**The data**
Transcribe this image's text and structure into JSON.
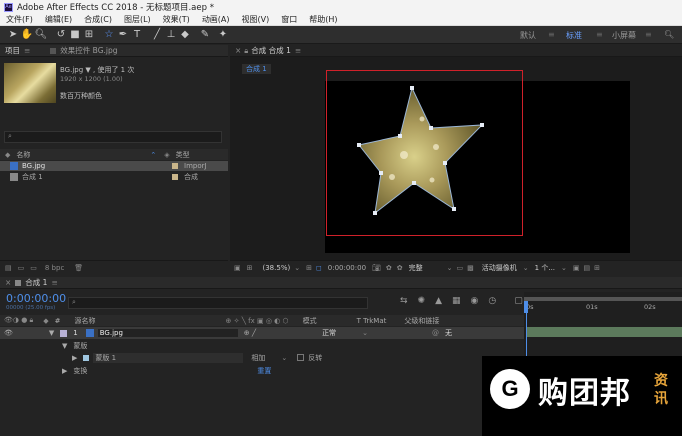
{
  "titlebar": {
    "app_icon": "Ae",
    "title": "Adobe After Effects CC 2018 - 无标题项目.aep *"
  },
  "menu": [
    "文件(F)",
    "编辑(E)",
    "合成(C)",
    "图层(L)",
    "效果(T)",
    "动画(A)",
    "视图(V)",
    "窗口",
    "帮助(H)"
  ],
  "workspaces": {
    "default": "默认",
    "standard": "标准",
    "small": "小屏幕"
  },
  "project_panel": {
    "tab_label": "项目",
    "effects_tab": "效果控件 BG.jpg",
    "asset_name": "BG.jpg ▼ , 使用了 1 次",
    "asset_dims": "1920 x 1200 (1.00)",
    "asset_colors": "数百万种颜色",
    "col_name": "名称",
    "col_type": "类型",
    "items": [
      {
        "name": "BG.jpg",
        "type": "ImporJ"
      },
      {
        "name": "合成 1",
        "type": "合成"
      }
    ],
    "bpc": "8 bpc"
  },
  "comp_panel": {
    "tab_label": "合成 合成 1",
    "breadcrumb": "合成 1",
    "zoom": "(38.5%)",
    "timecode": "0:00:00:00",
    "quality": "完整",
    "camera": "活动摄像机",
    "views": "1 个..."
  },
  "timeline": {
    "tab_label": "合成 1",
    "timecode": "0:00:00:00",
    "fps": "00000 (25.00 fps)",
    "col_num": "#",
    "col_source": "源名称",
    "col_mode": "模式",
    "col_trkmat": "T  TrkMat",
    "col_parent": "父级和链接",
    "layer": {
      "num": "1",
      "name": "BG.jpg",
      "mode": "正常",
      "parent": "无"
    },
    "masks_label": "蒙版",
    "mask1": "蒙版 1",
    "mask_mode": "相加",
    "mask_invert": "反转",
    "transform_label": "变换",
    "reset": "重置",
    "ruler": [
      "0s",
      "01s",
      "02s"
    ]
  },
  "watermark": {
    "brand": "购团邦",
    "tag1": "资",
    "tag2": "讯"
  },
  "colors": {
    "accent": "#4e8ee8",
    "selection_box": "#d0212a",
    "bg": "#232323"
  }
}
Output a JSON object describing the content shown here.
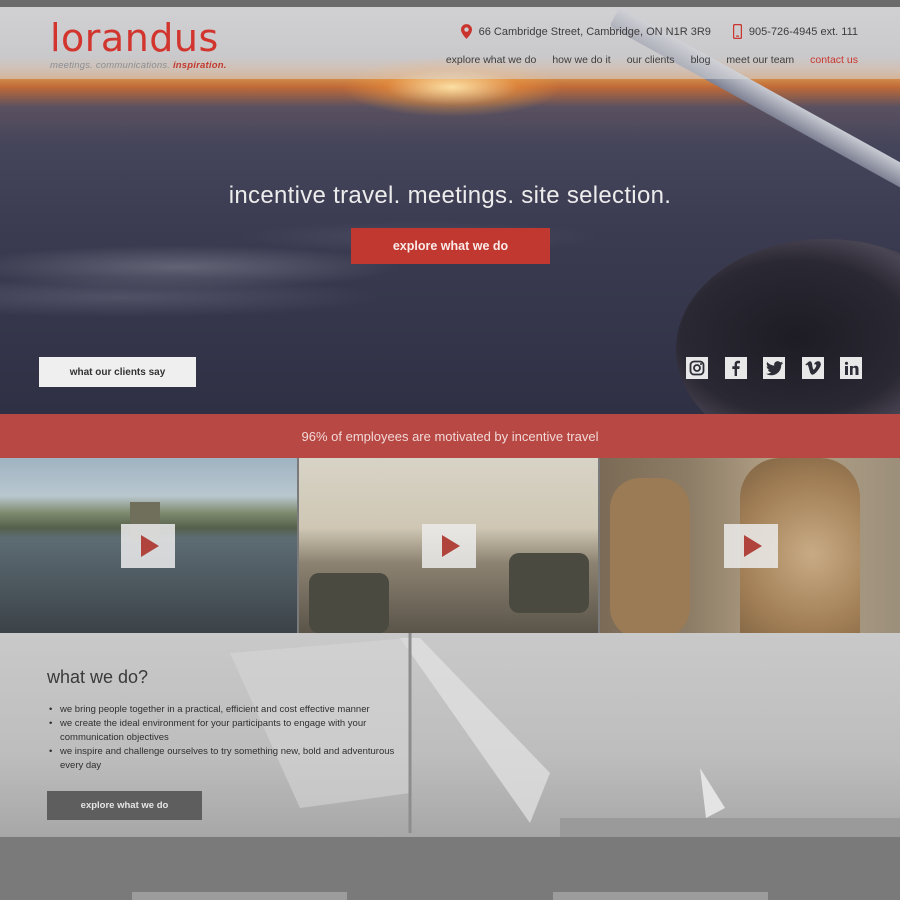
{
  "brand": {
    "logo_text": "lorandus",
    "tagline_prefix": "meetings. communications.",
    "tagline_accent": "inspiration."
  },
  "contact": {
    "address": "66 Cambridge Street, Cambridge, ON  N1R 3R9",
    "phone": "905-726-4945 ext. 111"
  },
  "nav": {
    "items": [
      {
        "label": "explore what we do",
        "active": false
      },
      {
        "label": "how we do it",
        "active": false
      },
      {
        "label": "our clients",
        "active": false
      },
      {
        "label": "blog",
        "active": false
      },
      {
        "label": "meet our team",
        "active": false
      },
      {
        "label": "contact us",
        "active": true
      }
    ]
  },
  "hero": {
    "title": "incentive travel. meetings. site selection.",
    "cta_label": "explore what we do",
    "clients_label": "what our clients say"
  },
  "socials": [
    "instagram-icon",
    "facebook-icon",
    "twitter-icon",
    "vimeo-icon",
    "linkedin-icon"
  ],
  "stat_bar": {
    "text": "96% of employees are motivated by incentive travel"
  },
  "videos": [
    {
      "name": "lake-castle-video"
    },
    {
      "name": "hotel-lobby-video"
    },
    {
      "name": "giraffe-video"
    }
  ],
  "what_we_do": {
    "title": "what we do?",
    "bullets": [
      "we bring people together in a practical, efficient and cost effective manner",
      "we create the ideal environment for your participants to engage with your communication objectives",
      "we inspire and challenge ourselves to try something new, bold and adventurous every day"
    ],
    "cta_label": "explore what we do"
  },
  "colors": {
    "brand_red": "#d2352e",
    "cta_red": "#c0382f",
    "stat_bar": "#b84844"
  }
}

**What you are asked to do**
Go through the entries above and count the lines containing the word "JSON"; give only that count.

**Exercise solution**
2